The cause remains largely unknown, and there is no cure. Treatment options vary and include medications, surgery and rehabilitation. While Parkinson’s itself is not fatal, disease complications can be serious. The Centers for Disease Control and Prevention (CDC) rated complications from PD as the 14th cause of death in the United States.
HOW TO MANAGE PARKINSON’S DISEASE(PD)
The management of PD involves a multidisciplinary team approach. While physiotherapy concentrates on the physical manifestations of the disorder, other team players pay attention to how the other symptoms impact lifestyle. For example, a speech therapist can treat a patient who’s symptoms involve difficulty swallowing.
Optimal results can only be achieved through the collaboration of a team of health care professionals with expertise in all domains affected by Parkinson’s, this team includes participation from caregivers, family and friends as well.
AIMS OF PHYSIOTHERAPY
Maintain and improve levels of function and independence
Correct and improve abnormal movement patterns and posture
Maximize muscle strength and joint flexibility
Improve coordination and balance to minimize risks of falls
Maintain a good breathing pattern and effective cough
Educate the person with Parkinson’s and their carer or family members
Recommend appropriate devices and equipment as needed and instruct in their use.
Encourage the effects of drug therapy
A caregiver may be a paid individual or may be the spouse, sibling, child, or other loved one of someone with a chronic and progressive disorder like Parkinson’s disease. Caregiving is defined as everything done to assist a friend/relative/client due to that person’s illness or disability, as well as what is done for a caregiver’s health.
Preparing for your role as caregiver
The role of care-giving changes as your loved one’s disease progresses. People with late stages of a progressive disease need more assistance with everyday activities than those in the early stage of the disease.
It is very important to learn about the disease and how it progresses to create a plan for care, including what outside assistance you may need and when. While learning about it, remember that each person has their own unique experience, and not everyone experiences the same symptoms.
There are a variety of challenges caregivers face, including financial, health, and emotional. The caregiver is often the healthcare advocate for their loved one, managing medications and scheduling and assisting with daily care, like hygiene and getting dressed. In addition, the caregiver provides emotional support for their loved one as they deal with living with a chronic, progressive disease. It is important to note that caregiver’s often deal with a lot of stress as well as risk of physical injuries due to the demands of their role. It is important for a caregiver to be educated in how to keep themselves safe as well, as any injuries they sustain would then limit their ability to continue to provide support for another person.
The progression of caregiving in chronic and progressive diseases
The role of the caregiver in chronic and progressive diseases (such as Parkinson’s Disease) is ever changing, with the demands increasing as the disease progresses and symptoms worsen.
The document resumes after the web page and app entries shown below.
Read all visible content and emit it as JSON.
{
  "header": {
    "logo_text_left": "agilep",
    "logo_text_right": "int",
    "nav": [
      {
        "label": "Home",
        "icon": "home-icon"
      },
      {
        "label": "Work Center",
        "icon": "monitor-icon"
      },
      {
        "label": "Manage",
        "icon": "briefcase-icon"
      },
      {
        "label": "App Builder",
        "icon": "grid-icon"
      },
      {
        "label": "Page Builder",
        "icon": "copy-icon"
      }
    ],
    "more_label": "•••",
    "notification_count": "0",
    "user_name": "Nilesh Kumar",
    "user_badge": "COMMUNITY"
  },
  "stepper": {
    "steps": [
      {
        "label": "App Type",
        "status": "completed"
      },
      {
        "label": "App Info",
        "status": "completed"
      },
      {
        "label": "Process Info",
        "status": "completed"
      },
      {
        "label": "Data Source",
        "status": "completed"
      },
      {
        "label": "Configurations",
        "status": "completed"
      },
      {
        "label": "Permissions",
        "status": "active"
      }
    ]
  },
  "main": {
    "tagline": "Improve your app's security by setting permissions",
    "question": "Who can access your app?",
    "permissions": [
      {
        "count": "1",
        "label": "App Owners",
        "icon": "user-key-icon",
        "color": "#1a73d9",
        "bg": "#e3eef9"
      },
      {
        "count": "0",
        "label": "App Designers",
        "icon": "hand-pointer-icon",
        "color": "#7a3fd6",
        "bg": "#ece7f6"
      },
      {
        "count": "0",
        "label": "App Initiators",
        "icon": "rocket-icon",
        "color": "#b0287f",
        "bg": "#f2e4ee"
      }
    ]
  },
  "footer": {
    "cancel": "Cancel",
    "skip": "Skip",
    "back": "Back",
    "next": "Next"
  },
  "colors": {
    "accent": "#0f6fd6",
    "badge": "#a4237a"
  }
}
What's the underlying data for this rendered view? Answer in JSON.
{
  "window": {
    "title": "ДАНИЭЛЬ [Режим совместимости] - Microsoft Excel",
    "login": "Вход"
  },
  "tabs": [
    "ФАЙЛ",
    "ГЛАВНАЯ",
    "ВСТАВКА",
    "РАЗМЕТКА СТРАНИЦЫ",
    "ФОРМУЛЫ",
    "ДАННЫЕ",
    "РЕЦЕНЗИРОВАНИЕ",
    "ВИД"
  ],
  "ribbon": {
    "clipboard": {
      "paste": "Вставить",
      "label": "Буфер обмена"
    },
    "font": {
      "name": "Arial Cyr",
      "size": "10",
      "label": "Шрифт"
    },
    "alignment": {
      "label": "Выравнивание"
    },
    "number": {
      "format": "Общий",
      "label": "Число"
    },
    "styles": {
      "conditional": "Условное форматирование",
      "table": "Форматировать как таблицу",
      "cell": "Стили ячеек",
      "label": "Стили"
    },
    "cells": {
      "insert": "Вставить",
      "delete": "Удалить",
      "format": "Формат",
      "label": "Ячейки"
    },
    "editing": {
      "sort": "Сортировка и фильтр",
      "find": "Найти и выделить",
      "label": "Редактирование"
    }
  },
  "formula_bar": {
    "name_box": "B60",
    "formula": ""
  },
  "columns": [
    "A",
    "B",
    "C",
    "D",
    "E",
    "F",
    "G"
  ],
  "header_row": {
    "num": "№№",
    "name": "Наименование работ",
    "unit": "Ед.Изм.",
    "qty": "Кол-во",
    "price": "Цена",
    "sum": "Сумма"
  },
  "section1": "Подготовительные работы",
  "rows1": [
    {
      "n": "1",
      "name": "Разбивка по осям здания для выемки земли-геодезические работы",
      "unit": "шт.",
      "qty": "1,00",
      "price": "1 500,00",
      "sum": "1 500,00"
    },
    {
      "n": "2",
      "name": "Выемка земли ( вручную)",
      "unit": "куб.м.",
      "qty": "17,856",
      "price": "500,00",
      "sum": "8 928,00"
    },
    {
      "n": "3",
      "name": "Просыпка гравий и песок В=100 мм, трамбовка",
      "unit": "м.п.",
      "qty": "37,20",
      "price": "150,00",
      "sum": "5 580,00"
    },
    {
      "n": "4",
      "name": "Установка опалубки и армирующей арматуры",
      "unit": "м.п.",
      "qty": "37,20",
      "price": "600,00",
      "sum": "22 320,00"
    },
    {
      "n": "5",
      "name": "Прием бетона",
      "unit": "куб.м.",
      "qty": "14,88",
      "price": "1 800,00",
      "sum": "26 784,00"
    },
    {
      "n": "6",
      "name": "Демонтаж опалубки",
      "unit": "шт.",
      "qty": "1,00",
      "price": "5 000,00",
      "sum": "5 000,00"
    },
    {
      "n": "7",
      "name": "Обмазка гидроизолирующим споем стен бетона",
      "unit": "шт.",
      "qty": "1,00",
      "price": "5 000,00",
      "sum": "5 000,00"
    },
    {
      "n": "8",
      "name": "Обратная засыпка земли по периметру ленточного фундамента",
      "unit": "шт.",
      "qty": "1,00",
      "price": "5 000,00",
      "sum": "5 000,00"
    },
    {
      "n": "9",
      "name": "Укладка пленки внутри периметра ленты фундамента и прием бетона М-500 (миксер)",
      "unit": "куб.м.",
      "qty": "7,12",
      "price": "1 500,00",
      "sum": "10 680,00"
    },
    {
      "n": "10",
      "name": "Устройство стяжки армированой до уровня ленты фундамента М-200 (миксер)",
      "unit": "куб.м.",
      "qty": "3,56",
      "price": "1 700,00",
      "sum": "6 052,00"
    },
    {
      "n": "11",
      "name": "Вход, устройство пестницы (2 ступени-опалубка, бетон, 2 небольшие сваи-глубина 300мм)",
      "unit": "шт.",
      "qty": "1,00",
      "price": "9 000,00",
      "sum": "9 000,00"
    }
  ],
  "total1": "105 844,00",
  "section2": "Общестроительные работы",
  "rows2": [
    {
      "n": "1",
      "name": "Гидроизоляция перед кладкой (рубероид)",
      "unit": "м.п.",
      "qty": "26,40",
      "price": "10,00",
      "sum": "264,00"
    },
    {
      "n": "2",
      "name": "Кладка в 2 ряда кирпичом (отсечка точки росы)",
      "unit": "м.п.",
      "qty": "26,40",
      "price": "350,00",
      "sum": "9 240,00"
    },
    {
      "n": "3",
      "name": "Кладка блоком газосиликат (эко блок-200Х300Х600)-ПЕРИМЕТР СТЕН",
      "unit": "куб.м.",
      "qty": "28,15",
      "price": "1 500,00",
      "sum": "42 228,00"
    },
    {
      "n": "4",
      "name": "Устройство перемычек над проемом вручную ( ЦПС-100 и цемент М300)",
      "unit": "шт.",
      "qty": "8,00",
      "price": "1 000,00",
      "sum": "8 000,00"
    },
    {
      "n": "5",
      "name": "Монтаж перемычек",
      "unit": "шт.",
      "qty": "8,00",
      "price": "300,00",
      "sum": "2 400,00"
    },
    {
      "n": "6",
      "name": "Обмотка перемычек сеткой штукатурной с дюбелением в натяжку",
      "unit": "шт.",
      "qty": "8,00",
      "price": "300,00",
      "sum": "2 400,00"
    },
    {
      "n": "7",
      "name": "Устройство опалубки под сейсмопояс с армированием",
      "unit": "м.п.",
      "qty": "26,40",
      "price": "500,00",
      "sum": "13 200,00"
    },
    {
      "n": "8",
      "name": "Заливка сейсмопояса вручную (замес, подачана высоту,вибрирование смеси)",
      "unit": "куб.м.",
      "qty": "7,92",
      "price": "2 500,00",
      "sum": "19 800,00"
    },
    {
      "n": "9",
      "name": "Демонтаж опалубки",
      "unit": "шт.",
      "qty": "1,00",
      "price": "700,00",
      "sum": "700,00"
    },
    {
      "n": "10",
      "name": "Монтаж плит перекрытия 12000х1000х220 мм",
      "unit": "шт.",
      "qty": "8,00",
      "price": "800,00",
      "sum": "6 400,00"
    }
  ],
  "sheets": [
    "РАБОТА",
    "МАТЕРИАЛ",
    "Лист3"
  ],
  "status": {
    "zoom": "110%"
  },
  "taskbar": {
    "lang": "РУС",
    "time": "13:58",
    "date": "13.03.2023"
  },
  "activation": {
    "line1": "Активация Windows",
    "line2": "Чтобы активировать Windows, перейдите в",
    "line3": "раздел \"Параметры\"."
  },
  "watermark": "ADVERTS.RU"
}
In the early stages of the disease, caregivers help to cope with the diagnosis and learning how to manage the medications. Caregivers may encourage and support their loved one in completing daily physical therapy exercises and assist them due to their disabilities.
As an individual’s disease progresses into mid-stage, and finally to end or terminal stage, the caregiver’s duties and burden significantly increase. Fatigue and excessive daytime sleepiness may derail daily plans, and frustrations around communication increase.
Care for the caregiver
Research has shown that as disease progresses, the strain on the caregiver also increases. While the caregiver is generally focused on providing assistance and support, the caregiver also needs support. Taking time away from care giving duties, maintaining social connections, and asking for help from others are important steps to help the caregiver cope with their additional responsibilities and stress.
At PCA, we provide world class physiotherapy services, home and elderly care, and training of anyone that serves or work as a carer or caregiver.